With the 2020 election right around the corner, we have an opportunity to continue building a pro-national parks Congress. Members of Congress, who represent the American people, must ensure the greatest protection and preservation for our parks, as well as provide important funding for these iconic places. From canyon country to solemn battlefields to wild rivers to stories of our ancestors, national parks are the places future generations will enjoy, learn from and be inspired by.
Americans care deeply about national parks and believe they deserve the best protection possible.
To keep Congress moving in the right direction, as well as hold members accountable, the National Parks Action Fund is tracking how members of the 116th Congress vote on important park protection bills — from park funding to critical preservation tools like the Antiquities Act to safeguards for water and wildlife. We are also tracking member votes on political appointees, who oversee the Department of the Interior and the National Park Service.
It’s easy for members of Congress to say they love national parks, but the decisions they make in Washington have profound effects — both directly and indirectly — on all national parks.
Our country’s national parks hold some of America’s most precious natural and cultural resources from the volcanic landscapes of Haleakalā to the paths trekked by Harriet Tubman to the rocky coastlines of Acadia. Here’s how Congress can stand strongly for these beloved places and the stories they protect:
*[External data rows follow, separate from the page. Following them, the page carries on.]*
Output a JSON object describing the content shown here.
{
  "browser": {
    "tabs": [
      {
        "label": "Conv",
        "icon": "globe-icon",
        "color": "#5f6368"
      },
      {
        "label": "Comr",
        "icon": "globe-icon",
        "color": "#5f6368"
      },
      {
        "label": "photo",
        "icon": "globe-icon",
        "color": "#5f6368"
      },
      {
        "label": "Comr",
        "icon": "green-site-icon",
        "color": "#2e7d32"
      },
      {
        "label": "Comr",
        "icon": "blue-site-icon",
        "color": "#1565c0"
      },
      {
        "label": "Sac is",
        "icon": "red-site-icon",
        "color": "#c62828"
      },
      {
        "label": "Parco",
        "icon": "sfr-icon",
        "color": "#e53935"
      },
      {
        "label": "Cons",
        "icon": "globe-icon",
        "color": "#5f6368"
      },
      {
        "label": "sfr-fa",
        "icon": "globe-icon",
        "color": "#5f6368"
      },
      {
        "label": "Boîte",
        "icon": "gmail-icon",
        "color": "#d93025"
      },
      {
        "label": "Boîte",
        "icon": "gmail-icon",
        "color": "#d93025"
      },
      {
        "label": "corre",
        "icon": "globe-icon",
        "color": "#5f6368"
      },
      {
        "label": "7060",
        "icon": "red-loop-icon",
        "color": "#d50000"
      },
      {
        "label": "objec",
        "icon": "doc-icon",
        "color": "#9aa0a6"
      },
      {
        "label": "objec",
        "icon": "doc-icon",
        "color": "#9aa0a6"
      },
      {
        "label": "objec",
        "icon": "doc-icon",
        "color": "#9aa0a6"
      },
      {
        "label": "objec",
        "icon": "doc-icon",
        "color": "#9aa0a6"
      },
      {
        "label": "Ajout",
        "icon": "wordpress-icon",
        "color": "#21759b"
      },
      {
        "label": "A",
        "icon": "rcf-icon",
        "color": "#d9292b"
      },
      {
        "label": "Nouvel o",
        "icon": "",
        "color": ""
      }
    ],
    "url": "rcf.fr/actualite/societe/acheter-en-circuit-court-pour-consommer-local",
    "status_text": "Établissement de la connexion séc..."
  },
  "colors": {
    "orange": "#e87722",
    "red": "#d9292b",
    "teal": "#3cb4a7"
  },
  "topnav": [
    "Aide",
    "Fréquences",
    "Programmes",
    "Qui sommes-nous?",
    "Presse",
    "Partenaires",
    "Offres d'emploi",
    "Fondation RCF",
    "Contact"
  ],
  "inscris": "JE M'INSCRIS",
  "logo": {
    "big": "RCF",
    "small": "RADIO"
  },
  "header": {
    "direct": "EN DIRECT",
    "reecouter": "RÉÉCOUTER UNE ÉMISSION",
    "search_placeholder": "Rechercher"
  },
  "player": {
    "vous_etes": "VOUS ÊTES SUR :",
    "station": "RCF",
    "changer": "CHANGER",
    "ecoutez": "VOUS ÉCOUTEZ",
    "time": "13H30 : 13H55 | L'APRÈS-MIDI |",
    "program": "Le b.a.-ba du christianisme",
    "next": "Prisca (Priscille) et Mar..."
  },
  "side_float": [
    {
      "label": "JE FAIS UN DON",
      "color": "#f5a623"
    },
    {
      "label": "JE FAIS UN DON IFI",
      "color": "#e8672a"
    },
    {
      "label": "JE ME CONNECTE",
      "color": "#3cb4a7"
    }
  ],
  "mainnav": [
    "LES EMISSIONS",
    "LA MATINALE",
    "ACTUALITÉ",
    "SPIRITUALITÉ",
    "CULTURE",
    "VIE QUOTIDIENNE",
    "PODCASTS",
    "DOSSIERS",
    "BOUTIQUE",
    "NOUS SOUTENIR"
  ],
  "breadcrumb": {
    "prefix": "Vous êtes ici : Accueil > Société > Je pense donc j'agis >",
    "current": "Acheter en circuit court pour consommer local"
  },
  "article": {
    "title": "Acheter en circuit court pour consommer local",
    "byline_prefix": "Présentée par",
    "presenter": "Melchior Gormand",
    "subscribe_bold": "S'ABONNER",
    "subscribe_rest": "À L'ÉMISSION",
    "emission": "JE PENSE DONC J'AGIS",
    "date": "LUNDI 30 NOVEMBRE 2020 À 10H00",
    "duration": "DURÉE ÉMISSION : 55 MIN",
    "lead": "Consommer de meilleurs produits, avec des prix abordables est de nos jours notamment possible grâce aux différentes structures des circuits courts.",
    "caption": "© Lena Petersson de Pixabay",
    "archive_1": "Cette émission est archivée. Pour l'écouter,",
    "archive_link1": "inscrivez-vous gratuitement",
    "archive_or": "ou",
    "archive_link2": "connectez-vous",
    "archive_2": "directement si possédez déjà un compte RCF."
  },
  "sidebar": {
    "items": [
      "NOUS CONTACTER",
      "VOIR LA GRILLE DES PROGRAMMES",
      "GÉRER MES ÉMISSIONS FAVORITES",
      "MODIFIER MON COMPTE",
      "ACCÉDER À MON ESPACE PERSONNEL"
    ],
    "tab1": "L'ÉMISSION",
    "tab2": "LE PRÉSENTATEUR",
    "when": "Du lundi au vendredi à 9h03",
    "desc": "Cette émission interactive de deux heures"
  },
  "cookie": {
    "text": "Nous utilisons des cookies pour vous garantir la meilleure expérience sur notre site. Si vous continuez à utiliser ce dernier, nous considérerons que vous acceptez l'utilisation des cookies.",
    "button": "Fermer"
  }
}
Pass appropriations bills and the Restore Our Parks Act (H.R. 1225 / S. 500) to fund park rangers, maintenance, visitor programs and resource protection. Today, the National Park Service has a $11.9 billion backlog in overdue maintenance projects due to years of funding shortfalls by Congress. Parks are plagued with outdated water pipelines and thousands of miles of crumbling roads and hiking trails. All of this threatens park staff’s ability to protect our cultural and natural resources from the Jefferson Memorial at the National Mall to miles of trails in Zion National Park.
Ensure the integrity of the Endangered Species Act (ESA) by supporting the PAW and FIN Conservation Act (H.R. 4348 / S. 2491). The administration finalized rules in August that would gut the ESA, making it more difficult to protect threatened species and designate critical habitat, as well as preventing agencies from considering climate change in decision making. The PAW and FIN Conservation Act would repeal these damaging regulations and help protect national park habitats of over 600 threatened or endangered species.
Protect park landscapes from impacts of oil and gas development on neighboring and adjacent public lands by supporting Restoring Community Input and Public Protections in Oil and Gas Leasing Act (H.R. 3225). This bill would reform the leasing program, reinstating stakeholder-driven processes to plan oil and gas development in appropriate places that won’t disrupt wildlife, tourism, and park resources, better protecting our parks from the impacts of oil and gas development.
Our parks deserve better and so do the American people. We commend the park champions who have worked to strengthen protections for national parks across the country and encourage them to continue fighting for our parks. For the congressional members and Senators who have yet to make our parks and public lands a priority, there’s still time to listen to the American people and step up to better protect our parks. It’s vital to have members of Congress from across the nation and across the aisle, work together to protect our treasured places, for all who experience them now and for those who will come long after us.